Task item
Each line from the one that includes "Transcribe this image's" to the last line of the data below should be set down exactly; no other lines are wanted.

=== Section Start ===

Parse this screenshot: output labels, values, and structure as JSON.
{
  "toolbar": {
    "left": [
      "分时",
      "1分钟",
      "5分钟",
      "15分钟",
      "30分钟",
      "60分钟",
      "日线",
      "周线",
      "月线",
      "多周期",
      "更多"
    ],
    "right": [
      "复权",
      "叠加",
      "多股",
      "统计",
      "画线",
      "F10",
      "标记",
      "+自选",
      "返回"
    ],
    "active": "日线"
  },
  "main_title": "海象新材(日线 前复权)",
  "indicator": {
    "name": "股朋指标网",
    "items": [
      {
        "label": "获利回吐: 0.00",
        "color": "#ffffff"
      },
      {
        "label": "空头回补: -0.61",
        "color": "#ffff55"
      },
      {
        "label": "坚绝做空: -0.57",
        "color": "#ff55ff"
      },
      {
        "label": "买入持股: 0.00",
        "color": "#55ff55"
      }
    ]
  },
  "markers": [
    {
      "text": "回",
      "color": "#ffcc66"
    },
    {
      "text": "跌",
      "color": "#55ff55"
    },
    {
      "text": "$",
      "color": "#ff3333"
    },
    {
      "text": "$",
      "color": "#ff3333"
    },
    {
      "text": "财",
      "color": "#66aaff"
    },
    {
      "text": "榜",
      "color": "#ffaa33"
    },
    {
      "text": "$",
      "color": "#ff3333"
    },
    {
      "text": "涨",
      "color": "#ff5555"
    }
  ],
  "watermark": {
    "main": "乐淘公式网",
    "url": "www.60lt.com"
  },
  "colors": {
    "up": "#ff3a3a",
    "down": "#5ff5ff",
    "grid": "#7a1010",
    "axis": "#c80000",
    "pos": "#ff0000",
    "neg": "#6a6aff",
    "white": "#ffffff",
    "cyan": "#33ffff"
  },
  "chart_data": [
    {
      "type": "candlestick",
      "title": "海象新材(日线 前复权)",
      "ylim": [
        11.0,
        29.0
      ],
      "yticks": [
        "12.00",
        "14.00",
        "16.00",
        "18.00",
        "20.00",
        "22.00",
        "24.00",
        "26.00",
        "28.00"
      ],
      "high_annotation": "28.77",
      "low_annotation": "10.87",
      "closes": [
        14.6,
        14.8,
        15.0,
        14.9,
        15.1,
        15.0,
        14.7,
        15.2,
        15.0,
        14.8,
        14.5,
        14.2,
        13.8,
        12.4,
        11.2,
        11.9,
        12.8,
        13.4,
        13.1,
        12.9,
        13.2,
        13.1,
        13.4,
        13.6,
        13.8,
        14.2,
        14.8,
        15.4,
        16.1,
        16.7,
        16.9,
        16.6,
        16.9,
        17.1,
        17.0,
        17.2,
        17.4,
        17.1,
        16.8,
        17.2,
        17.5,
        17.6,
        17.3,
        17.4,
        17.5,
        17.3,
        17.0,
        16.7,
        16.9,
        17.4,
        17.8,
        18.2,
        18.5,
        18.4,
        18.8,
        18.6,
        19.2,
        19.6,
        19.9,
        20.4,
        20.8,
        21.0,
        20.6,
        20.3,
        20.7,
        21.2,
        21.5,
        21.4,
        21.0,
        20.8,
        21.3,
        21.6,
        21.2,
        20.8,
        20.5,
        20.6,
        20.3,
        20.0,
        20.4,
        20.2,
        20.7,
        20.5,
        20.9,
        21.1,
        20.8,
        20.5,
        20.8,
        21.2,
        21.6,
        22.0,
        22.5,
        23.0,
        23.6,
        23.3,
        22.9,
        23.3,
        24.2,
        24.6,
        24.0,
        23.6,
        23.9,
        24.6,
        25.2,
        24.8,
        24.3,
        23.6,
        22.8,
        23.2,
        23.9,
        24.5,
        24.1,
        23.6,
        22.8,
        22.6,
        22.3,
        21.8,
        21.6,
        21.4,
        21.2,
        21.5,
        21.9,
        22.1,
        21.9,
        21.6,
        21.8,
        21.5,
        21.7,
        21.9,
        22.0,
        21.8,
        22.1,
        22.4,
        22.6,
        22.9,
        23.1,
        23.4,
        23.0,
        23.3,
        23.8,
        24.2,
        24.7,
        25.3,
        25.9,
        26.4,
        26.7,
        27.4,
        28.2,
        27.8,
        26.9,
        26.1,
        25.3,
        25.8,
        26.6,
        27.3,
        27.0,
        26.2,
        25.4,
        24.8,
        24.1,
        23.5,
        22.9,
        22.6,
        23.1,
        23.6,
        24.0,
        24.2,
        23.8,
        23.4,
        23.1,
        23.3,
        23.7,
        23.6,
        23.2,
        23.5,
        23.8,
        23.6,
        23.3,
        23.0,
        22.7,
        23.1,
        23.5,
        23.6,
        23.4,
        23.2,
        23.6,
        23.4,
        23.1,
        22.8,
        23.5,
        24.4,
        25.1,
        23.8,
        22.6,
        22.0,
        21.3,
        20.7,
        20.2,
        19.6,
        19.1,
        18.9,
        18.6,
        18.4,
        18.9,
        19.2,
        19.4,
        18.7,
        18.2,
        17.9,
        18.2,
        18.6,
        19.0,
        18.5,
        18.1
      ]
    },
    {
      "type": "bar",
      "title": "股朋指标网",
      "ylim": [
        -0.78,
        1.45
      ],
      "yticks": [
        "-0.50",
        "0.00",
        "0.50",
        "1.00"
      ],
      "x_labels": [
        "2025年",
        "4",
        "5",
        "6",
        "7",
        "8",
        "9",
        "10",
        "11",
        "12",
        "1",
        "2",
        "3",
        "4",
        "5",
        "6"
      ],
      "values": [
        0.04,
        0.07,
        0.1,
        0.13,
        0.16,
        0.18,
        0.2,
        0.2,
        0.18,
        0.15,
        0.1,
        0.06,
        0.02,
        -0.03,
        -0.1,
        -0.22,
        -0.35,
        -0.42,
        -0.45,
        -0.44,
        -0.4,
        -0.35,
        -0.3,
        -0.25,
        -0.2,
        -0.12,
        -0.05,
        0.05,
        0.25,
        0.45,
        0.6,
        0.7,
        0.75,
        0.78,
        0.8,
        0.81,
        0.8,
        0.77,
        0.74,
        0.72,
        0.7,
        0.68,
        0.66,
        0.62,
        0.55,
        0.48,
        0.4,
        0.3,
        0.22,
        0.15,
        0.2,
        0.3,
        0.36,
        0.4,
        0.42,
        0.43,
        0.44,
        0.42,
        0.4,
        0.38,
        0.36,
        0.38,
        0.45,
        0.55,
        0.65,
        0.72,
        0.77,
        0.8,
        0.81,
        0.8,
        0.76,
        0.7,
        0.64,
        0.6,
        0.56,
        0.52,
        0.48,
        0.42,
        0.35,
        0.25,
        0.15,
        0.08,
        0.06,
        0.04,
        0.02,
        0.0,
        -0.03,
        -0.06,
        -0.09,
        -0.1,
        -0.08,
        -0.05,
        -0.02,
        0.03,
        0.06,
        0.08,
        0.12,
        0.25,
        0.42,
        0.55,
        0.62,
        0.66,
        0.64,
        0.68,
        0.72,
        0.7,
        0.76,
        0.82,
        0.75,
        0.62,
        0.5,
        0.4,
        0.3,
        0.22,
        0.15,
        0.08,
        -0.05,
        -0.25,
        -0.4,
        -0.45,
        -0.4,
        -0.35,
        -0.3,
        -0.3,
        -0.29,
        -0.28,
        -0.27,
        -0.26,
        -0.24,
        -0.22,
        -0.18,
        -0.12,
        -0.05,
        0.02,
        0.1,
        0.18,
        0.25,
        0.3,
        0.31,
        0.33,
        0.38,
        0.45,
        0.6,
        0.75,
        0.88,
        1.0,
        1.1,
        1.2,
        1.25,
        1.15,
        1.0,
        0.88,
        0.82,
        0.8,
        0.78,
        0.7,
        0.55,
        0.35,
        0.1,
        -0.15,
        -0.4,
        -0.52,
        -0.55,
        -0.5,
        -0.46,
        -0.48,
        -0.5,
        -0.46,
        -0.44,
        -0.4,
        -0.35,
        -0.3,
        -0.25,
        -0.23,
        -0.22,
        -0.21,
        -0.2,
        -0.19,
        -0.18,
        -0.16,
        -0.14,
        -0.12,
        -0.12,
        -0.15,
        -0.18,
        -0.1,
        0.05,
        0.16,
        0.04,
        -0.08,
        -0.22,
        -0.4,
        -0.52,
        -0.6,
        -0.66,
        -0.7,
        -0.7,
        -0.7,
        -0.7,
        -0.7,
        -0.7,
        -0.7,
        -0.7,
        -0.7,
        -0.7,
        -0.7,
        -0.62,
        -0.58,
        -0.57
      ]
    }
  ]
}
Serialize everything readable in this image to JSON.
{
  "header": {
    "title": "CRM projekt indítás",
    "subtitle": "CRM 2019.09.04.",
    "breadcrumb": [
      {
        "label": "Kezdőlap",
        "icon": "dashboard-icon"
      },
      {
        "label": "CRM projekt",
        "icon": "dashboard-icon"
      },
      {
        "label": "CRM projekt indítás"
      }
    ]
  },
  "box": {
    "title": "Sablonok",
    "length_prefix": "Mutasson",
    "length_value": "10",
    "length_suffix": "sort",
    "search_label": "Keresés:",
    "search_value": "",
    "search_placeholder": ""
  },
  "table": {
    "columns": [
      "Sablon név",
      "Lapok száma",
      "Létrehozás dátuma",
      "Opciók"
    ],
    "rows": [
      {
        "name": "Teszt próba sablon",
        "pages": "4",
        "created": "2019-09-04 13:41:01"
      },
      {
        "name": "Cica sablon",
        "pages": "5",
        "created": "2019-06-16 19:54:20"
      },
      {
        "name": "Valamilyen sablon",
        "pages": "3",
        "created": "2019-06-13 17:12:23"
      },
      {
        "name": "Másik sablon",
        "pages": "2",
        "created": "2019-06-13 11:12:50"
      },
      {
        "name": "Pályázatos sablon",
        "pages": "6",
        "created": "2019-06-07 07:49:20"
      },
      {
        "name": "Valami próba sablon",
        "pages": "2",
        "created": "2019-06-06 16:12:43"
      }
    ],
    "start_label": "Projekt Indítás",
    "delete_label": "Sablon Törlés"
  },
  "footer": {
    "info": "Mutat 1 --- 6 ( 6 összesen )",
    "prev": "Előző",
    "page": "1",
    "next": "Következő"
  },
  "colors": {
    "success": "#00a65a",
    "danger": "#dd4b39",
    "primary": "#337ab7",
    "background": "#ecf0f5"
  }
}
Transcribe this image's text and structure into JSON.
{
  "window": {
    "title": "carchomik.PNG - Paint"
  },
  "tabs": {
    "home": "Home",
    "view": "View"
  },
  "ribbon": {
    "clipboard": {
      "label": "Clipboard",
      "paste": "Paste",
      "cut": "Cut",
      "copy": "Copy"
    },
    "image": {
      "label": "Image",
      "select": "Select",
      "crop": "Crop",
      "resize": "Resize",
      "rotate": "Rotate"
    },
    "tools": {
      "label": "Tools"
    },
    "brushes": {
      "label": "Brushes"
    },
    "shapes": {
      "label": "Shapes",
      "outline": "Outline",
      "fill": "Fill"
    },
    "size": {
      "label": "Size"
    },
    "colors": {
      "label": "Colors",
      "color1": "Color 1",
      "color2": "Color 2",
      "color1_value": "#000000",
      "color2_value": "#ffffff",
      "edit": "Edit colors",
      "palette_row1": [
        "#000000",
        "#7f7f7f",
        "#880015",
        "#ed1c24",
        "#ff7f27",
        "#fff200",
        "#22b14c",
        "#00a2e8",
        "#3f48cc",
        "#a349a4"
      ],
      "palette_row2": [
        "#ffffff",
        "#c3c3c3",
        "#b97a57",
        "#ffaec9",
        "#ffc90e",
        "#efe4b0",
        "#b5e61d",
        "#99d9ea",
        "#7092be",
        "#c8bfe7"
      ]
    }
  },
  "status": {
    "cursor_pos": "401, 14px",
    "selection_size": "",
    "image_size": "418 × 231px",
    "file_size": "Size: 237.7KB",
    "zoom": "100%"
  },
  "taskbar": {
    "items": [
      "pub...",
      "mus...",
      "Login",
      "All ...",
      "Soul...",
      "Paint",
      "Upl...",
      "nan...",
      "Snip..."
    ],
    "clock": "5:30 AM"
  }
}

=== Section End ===

Worked solution
Transcribe this image's text and structure into JSON.
{
  "window": {
    "title": "carchomik.PNG - Paint"
  },
  "tabs": {
    "home": "Home",
    "view": "View"
  },
  "ribbon": {
    "clipboard": {
      "label": "Clipboard",
      "paste": "Paste",
      "cut": "Cut",
      "copy": "Copy"
    },
    "image": {
      "label": "Image",
      "select": "Select",
      "crop": "Crop",
      "resize": "Resize",
      "rotate": "Rotate"
    },
    "tools": {
      "label": "Tools"
    },
    "brushes": {
      "label": "Brushes"
    },
    "shapes": {
      "label": "Shapes",
      "outline": "Outline",
      "fill": "Fill"
    },
    "size": {
      "label": "Size"
    },
    "colors": {
      "label": "Colors",
      "color1": "Color 1",
      "color2": "Color 2",
      "color1_value": "#000000",
      "color2_value": "#ffffff",
      "edit": "Edit colors",
      "palette_row1": [
        "#000000",
        "#7f7f7f",
        "#880015",
        "#ed1c24",
        "#ff7f27",
        "#fff200",
        "#22b14c",
        "#00a2e8",
        "#3f48cc",
        "#a349a4"
      ],
      "palette_row2": [
        "#ffffff",
        "#c3c3c3",
        "#b97a57",
        "#ffaec9",
        "#ffc90e",
        "#efe4b0",
        "#b5e61d",
        "#99d9ea",
        "#7092be",
        "#c8bfe7"
      ]
    }
  },
  "status": {
    "cursor_pos": "401, 14px",
    "selection_size": "",
    "image_size": "418 × 231px",
    "file_size": "Size: 237.7KB",
    "zoom": "100%"
  },
  "taskbar": {
    "items": [
      "pub...",
      "mus...",
      "Login",
      "All ...",
      "Soul...",
      "Paint",
      "Upl...",
      "nan...",
      "Snip..."
    ],
    "clock": "5:30 AM"
  }
}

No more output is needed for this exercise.